Palaeolagus haydeni
Scientific classification
Kingdom: Animalia
Phylum: Chordata
Class: Mammalia
Order: Lagomorpha
Family: Leporidae
Subfamily: Palaeolaginae
Genus: Palaeolagus
Leidy, 1856
  • P. burkei
  • P. haydeni
  • P. hemirhizis
  • P. hypsodus
  • P. intermedius
  • P. philoi
  • P. primus
  • P. temnodon

Palaeolagus ('ancient hare') is an extinct genus of lagomorph.[2] Palaeolagus lived in the Oligocene period which was about 33-23 million years ago. The earliest leporids described from the fossil record of North America and Asia date to the upper Eocene some 40 million years ago.


P. haydeni skull
Restoration of P. haydeni

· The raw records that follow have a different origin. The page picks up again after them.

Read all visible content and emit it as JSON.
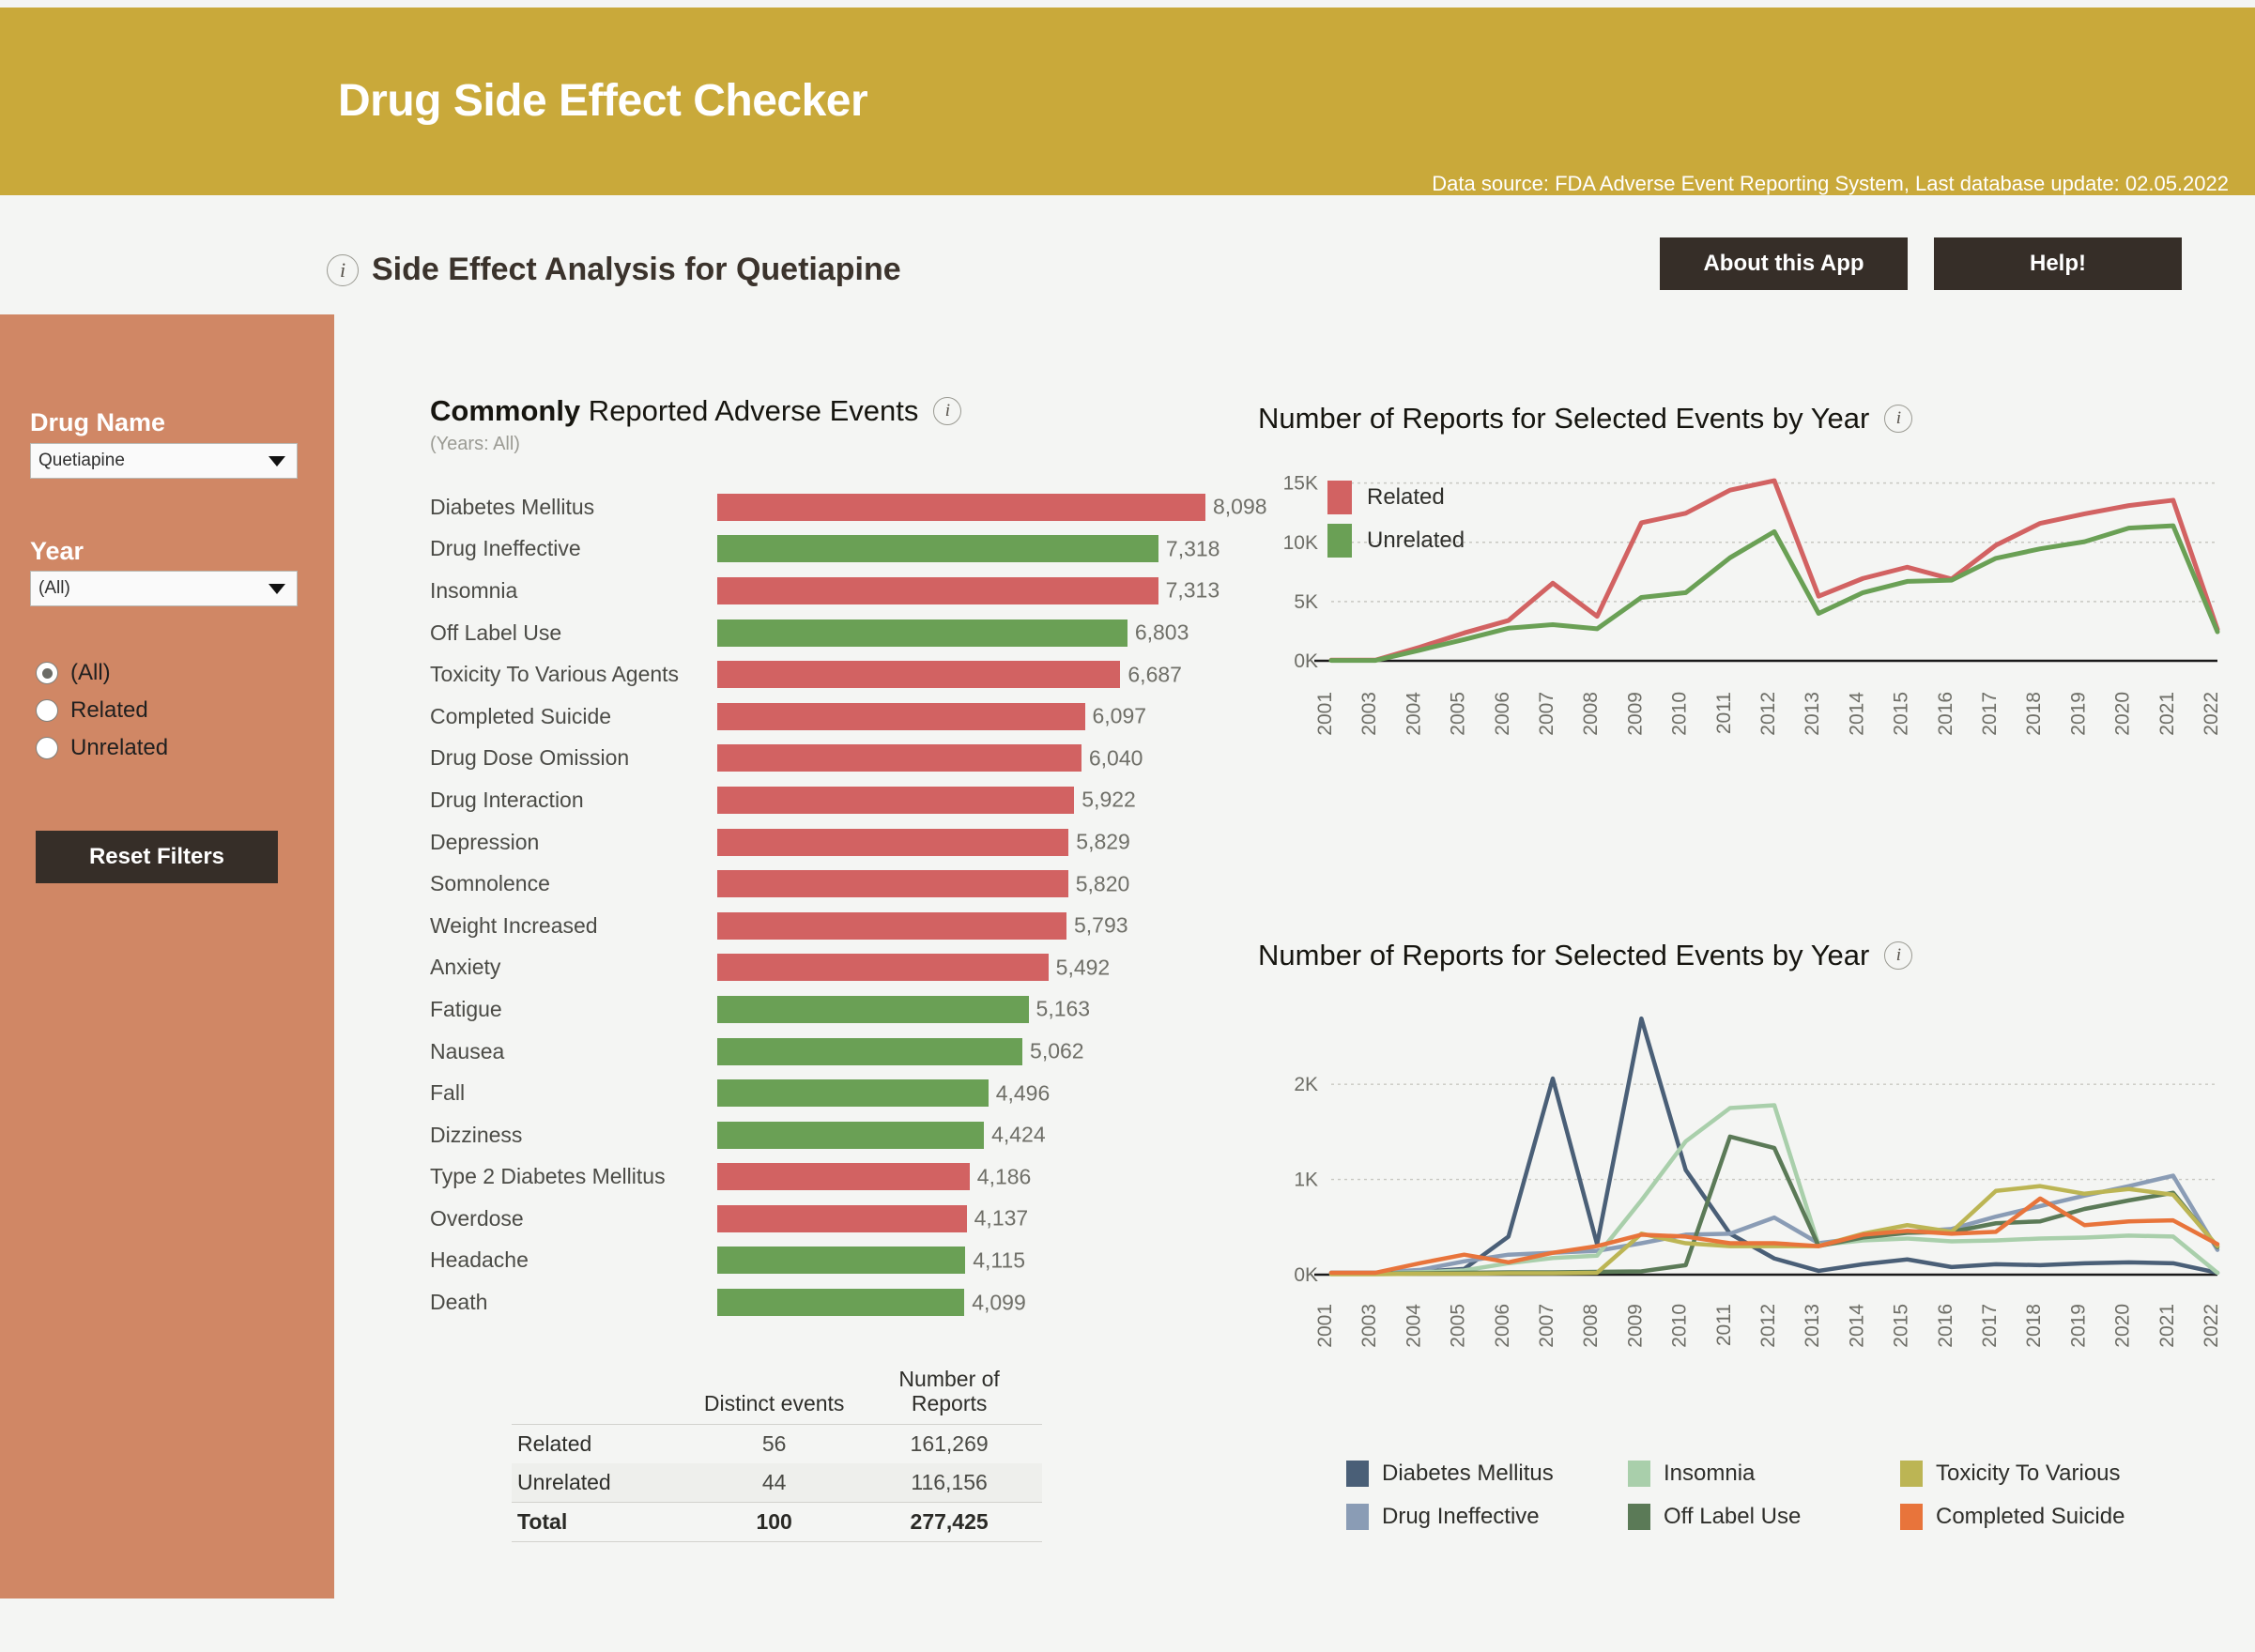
{
  "header": {
    "title": "Drug Side Effect Checker",
    "data_source": "Data source: FDA Adverse Event Reporting System, Last database update: 02.05.2022",
    "brand_color": "#c9a93a"
  },
  "subheader": {
    "info_icon": "info-icon",
    "page_title": "Side Effect Analysis for Quetiapine",
    "about_button": "About this App",
    "help_button": "Help!"
  },
  "sidebar": {
    "background_color": "#d08765",
    "drug_name_label": "Drug Name",
    "drug_name_value": "Quetiapine",
    "year_label": "Year",
    "year_value": "(All)",
    "radio_options": [
      "(All)",
      "Related",
      "Unrelated"
    ],
    "radio_selected": "(All)",
    "reset_button": "Reset Filters"
  },
  "bar_panel": {
    "title_bold": "Commonly",
    "title_rest": " Reported Adverse Events",
    "subtitle": "(Years: All)",
    "info_icon": "info-icon"
  },
  "summary_table": {
    "columns": [
      "",
      "Distinct events",
      "Number of Reports"
    ],
    "rows": [
      {
        "name": "Related",
        "distinct": "56",
        "reports": "161,269"
      },
      {
        "name": "Unrelated",
        "distinct": "44",
        "reports": "116,156"
      },
      {
        "name": "Total",
        "distinct": "100",
        "reports": "277,425"
      }
    ]
  },
  "chart_data": [
    {
      "type": "bar",
      "title": "Commonly Reported Adverse Events",
      "subtitle": "(Years: All)",
      "orientation": "horizontal",
      "xlabel": "",
      "ylabel": "",
      "xlim": [
        0,
        8098
      ],
      "grid": false,
      "legend": "none",
      "colors": {
        "Related": "#d26262",
        "Unrelated": "#6aa055"
      },
      "categories": [
        "Diabetes Mellitus",
        "Drug Ineffective",
        "Insomnia",
        "Off Label Use",
        "Toxicity To Various Agents",
        "Completed Suicide",
        "Drug Dose Omission",
        "Drug Interaction",
        "Depression",
        "Somnolence",
        "Weight Increased",
        "Anxiety",
        "Fatigue",
        "Nausea",
        "Fall",
        "Dizziness",
        "Type 2 Diabetes Mellitus",
        "Overdose",
        "Headache",
        "Death"
      ],
      "values": [
        8098,
        7318,
        7313,
        6803,
        6687,
        6097,
        6040,
        5922,
        5829,
        5820,
        5793,
        5492,
        5163,
        5062,
        4496,
        4424,
        4186,
        4137,
        4115,
        4099
      ],
      "value_labels": [
        "8,098",
        "7,318",
        "7,313",
        "6,803",
        "6,687",
        "6,097",
        "6,040",
        "5,922",
        "5,829",
        "5,820",
        "5,793",
        "5,492",
        "5,163",
        "5,062",
        "4,496",
        "4,424",
        "4,186",
        "4,137",
        "4,115",
        "4,099"
      ],
      "groups": [
        "Related",
        "Unrelated",
        "Related",
        "Unrelated",
        "Related",
        "Related",
        "Related",
        "Related",
        "Related",
        "Related",
        "Related",
        "Related",
        "Unrelated",
        "Unrelated",
        "Unrelated",
        "Unrelated",
        "Related",
        "Related",
        "Unrelated",
        "Unrelated"
      ]
    },
    {
      "type": "line",
      "title": "Number of Reports for Selected Events by Year",
      "xlabel": "",
      "ylabel": "",
      "ylim": [
        0,
        16000
      ],
      "yticks": [
        0,
        5000,
        10000,
        15000
      ],
      "ytick_labels": [
        "0K",
        "5K",
        "10K",
        "15K"
      ],
      "grid": true,
      "legend_position": "top-left",
      "x": [
        "2001",
        "2003",
        "2004",
        "2005",
        "2006",
        "2007",
        "2008",
        "2009",
        "2010",
        "2011",
        "2012",
        "2013",
        "2014",
        "2015",
        "2016",
        "2017",
        "2018",
        "2019",
        "2020",
        "2021",
        "2022"
      ],
      "series": [
        {
          "name": "Related",
          "color": "#d26262",
          "values": [
            60,
            60,
            1150,
            2350,
            3400,
            6550,
            3750,
            11650,
            12450,
            14400,
            15200,
            5450,
            6950,
            7900,
            6900,
            9750,
            11600,
            12400,
            13100,
            13550,
            2650
          ]
        },
        {
          "name": "Unrelated",
          "color": "#6aa055",
          "values": [
            30,
            30,
            900,
            1800,
            2750,
            3050,
            2700,
            5350,
            5750,
            8700,
            10900,
            4000,
            5750,
            6700,
            6800,
            8650,
            9450,
            10050,
            11200,
            11400,
            2450
          ]
        }
      ]
    },
    {
      "type": "line",
      "title": "Number of Reports for Selected Events by Year",
      "xlabel": "",
      "ylabel": "",
      "ylim": [
        0,
        2800
      ],
      "yticks": [
        0,
        1000,
        2000
      ],
      "ytick_labels": [
        "0K",
        "1K",
        "2K"
      ],
      "grid": true,
      "legend_position": "bottom",
      "x": [
        "2001",
        "2003",
        "2004",
        "2005",
        "2006",
        "2007",
        "2008",
        "2009",
        "2010",
        "2011",
        "2012",
        "2013",
        "2014",
        "2015",
        "2016",
        "2017",
        "2018",
        "2019",
        "2020",
        "2021",
        "2022"
      ],
      "series": [
        {
          "name": "Diabetes Mellitus",
          "color": "#4a5f77",
          "values": [
            20,
            20,
            30,
            60,
            400,
            2060,
            320,
            2690,
            1100,
            430,
            170,
            40,
            110,
            160,
            80,
            110,
            100,
            120,
            130,
            120,
            20
          ]
        },
        {
          "name": "Drug Ineffective",
          "color": "#8a9cb5",
          "values": [
            20,
            20,
            50,
            140,
            210,
            230,
            250,
            330,
            420,
            430,
            600,
            330,
            390,
            450,
            480,
            610,
            720,
            830,
            930,
            1040,
            260
          ]
        },
        {
          "name": "Insomnia",
          "color": "#a9cfab",
          "values": [
            15,
            15,
            25,
            45,
            120,
            175,
            200,
            780,
            1400,
            1750,
            1780,
            310,
            360,
            380,
            350,
            360,
            380,
            390,
            410,
            400,
            20
          ]
        },
        {
          "name": "Off Label Use",
          "color": "#5b7a57",
          "values": [
            10,
            10,
            15,
            20,
            25,
            25,
            30,
            35,
            100,
            1450,
            1330,
            300,
            390,
            440,
            450,
            540,
            560,
            690,
            780,
            860,
            290
          ]
        },
        {
          "name": "Toxicity To Various",
          "color": "#bcb554",
          "values": [
            5,
            5,
            10,
            10,
            15,
            15,
            20,
            430,
            330,
            300,
            300,
            300,
            430,
            520,
            450,
            880,
            930,
            850,
            900,
            840,
            300
          ]
        },
        {
          "name": "Completed Suicide",
          "color": "#e8743b",
          "values": [
            20,
            20,
            120,
            210,
            130,
            230,
            300,
            420,
            400,
            330,
            330,
            300,
            420,
            460,
            430,
            450,
            800,
            520,
            560,
            570,
            320
          ]
        }
      ]
    }
  ]
}
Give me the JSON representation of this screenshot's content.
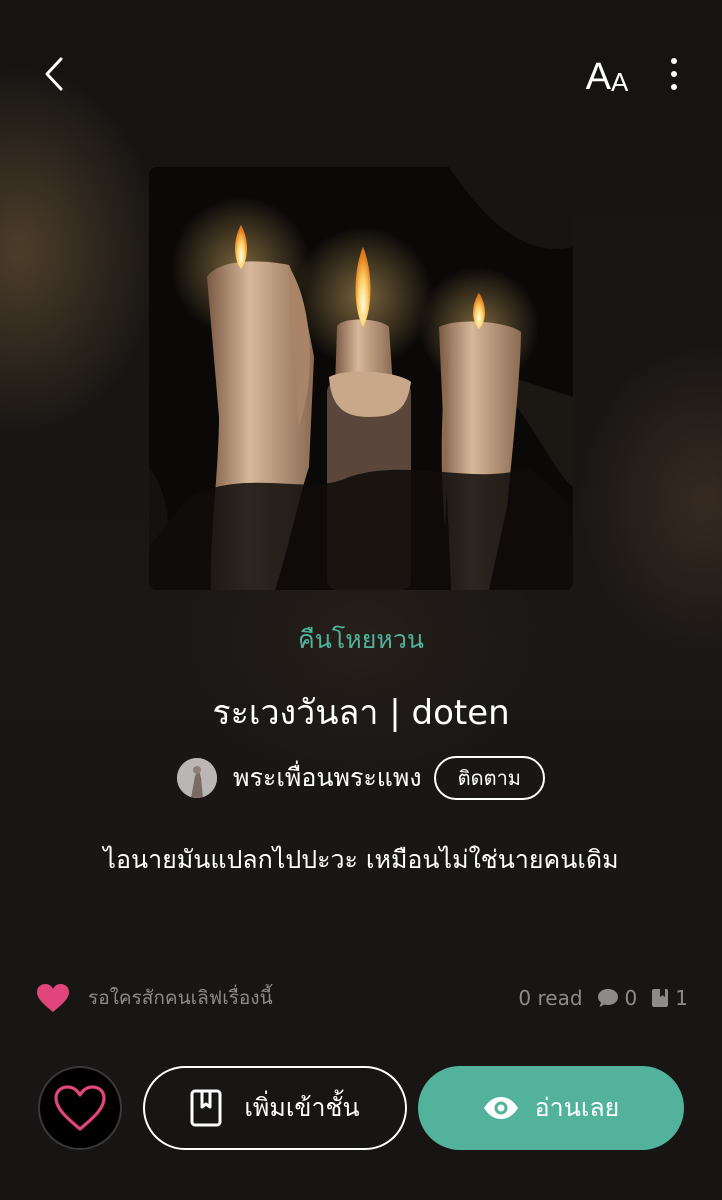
{
  "header": {
    "back_icon": "chevron-left-icon",
    "font_size_big": "A",
    "font_size_small": "A",
    "more_icon": "more-vertical-icon"
  },
  "story": {
    "genre": "คืนโหยหวน",
    "title": "ระเวงวันลา | doten",
    "author": "พระเพื่อนพระแพง",
    "follow_label": "ติดตาม",
    "description": "ไอนายมันแปลกไปปะวะ เหมือนไม่ใช่นายคนเดิม"
  },
  "stats": {
    "love_prompt": "รอใครสักคนเลิฟเรื่องนี้",
    "reads": "0 read",
    "comments": "0",
    "chapters": "1"
  },
  "actions": {
    "add_label": "เพิ่มเข้าชั้น",
    "read_label": "อ่านเลย"
  },
  "colors": {
    "accent": "#52b29c",
    "genre": "#4fb39c",
    "heart": "#e0457b",
    "muted": "#8d8a87"
  }
}
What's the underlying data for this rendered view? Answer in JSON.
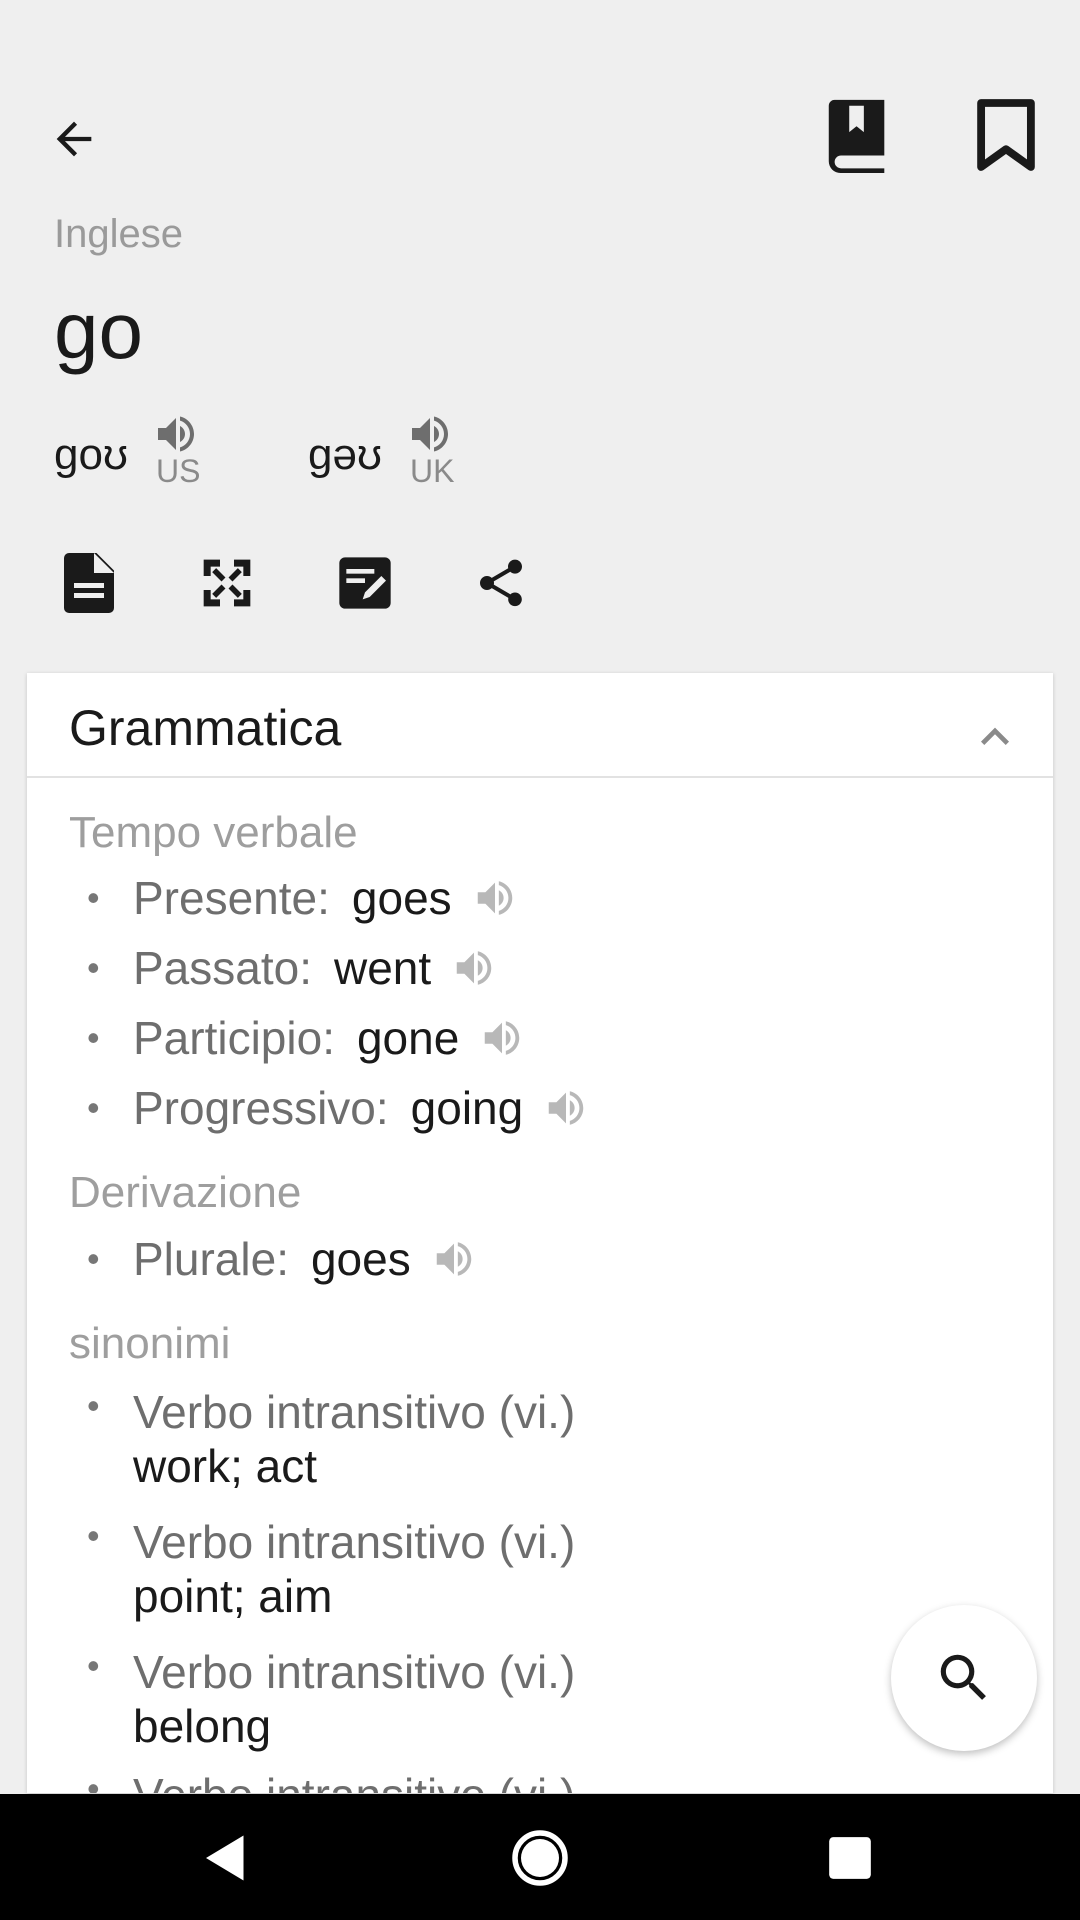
{
  "header": {
    "language": "Inglese",
    "word": "go",
    "pronunciations": [
      {
        "ipa": "goʊ",
        "region": "US"
      },
      {
        "ipa": "gəʊ",
        "region": "UK"
      }
    ],
    "icons": {
      "back": "back-arrow-icon",
      "dictionary": "dictionary-book-icon",
      "bookmark": "bookmark-icon",
      "document": "document-icon",
      "fullscreen": "fullscreen-icon",
      "edit": "edit-note-icon",
      "share": "share-icon"
    }
  },
  "card": {
    "title": "Grammatica",
    "tense": {
      "title": "Tempo verbale",
      "items": [
        {
          "label": "Presente:",
          "value": "goes"
        },
        {
          "label": "Passato:",
          "value": "went"
        },
        {
          "label": "Participio:",
          "value": "gone"
        },
        {
          "label": "Progressivo:",
          "value": "going"
        }
      ]
    },
    "derivation": {
      "title": "Derivazione",
      "items": [
        {
          "label": "Plurale:",
          "value": "goes"
        }
      ]
    },
    "synonyms": {
      "title": "sinonimi",
      "items": [
        {
          "label": "Verbo intransitivo (vi.)",
          "value": "work; act"
        },
        {
          "label": "Verbo intransitivo (vi.)",
          "value": "point; aim"
        },
        {
          "label": "Verbo intransitivo (vi.)",
          "value": "belong"
        },
        {
          "label": "Verbo intransitivo (vi.)",
          "value": ""
        }
      ]
    }
  },
  "fab": {
    "icon": "search-icon"
  },
  "bullet": "•",
  "colors": {
    "background": "#efefef",
    "card": "#ffffff",
    "muted": "#9e9e9e",
    "navbar": "#000000"
  }
}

The fossil remains of rabbits are scanty and those specimens that have been found are often too fragmentary to determine satisfactory the relationship with living forms. The bones of rabbits and hares are lightweight and fragile in structure, and so they are not easily preserved as fossils. Most of the species are inhabitants of uplands where conditions are not ideal for preservation. In a few deposits, rabbit remains seem numerous but many fossil species are known only from a few teeth and bones.


The 25 centimetres (9.8 in) long creature closely resembled modern rabbits. They were common herbivorous inhabitants of the savanna, plains and woodlands of North America 30 million years ago.


  1. ^ Palmer, D., ed. (1999). The Marshall Illustrated Encyclopedia of Dinosaurs and Prehistoric Animals. London: Marshall Editions. p. 285. ISBN 1-84028-152-9. 
  2. ^ Haaramo, Mikko (2008-03-11). "Mikko's Phylogeny archive". Retrieved 2009-02-01.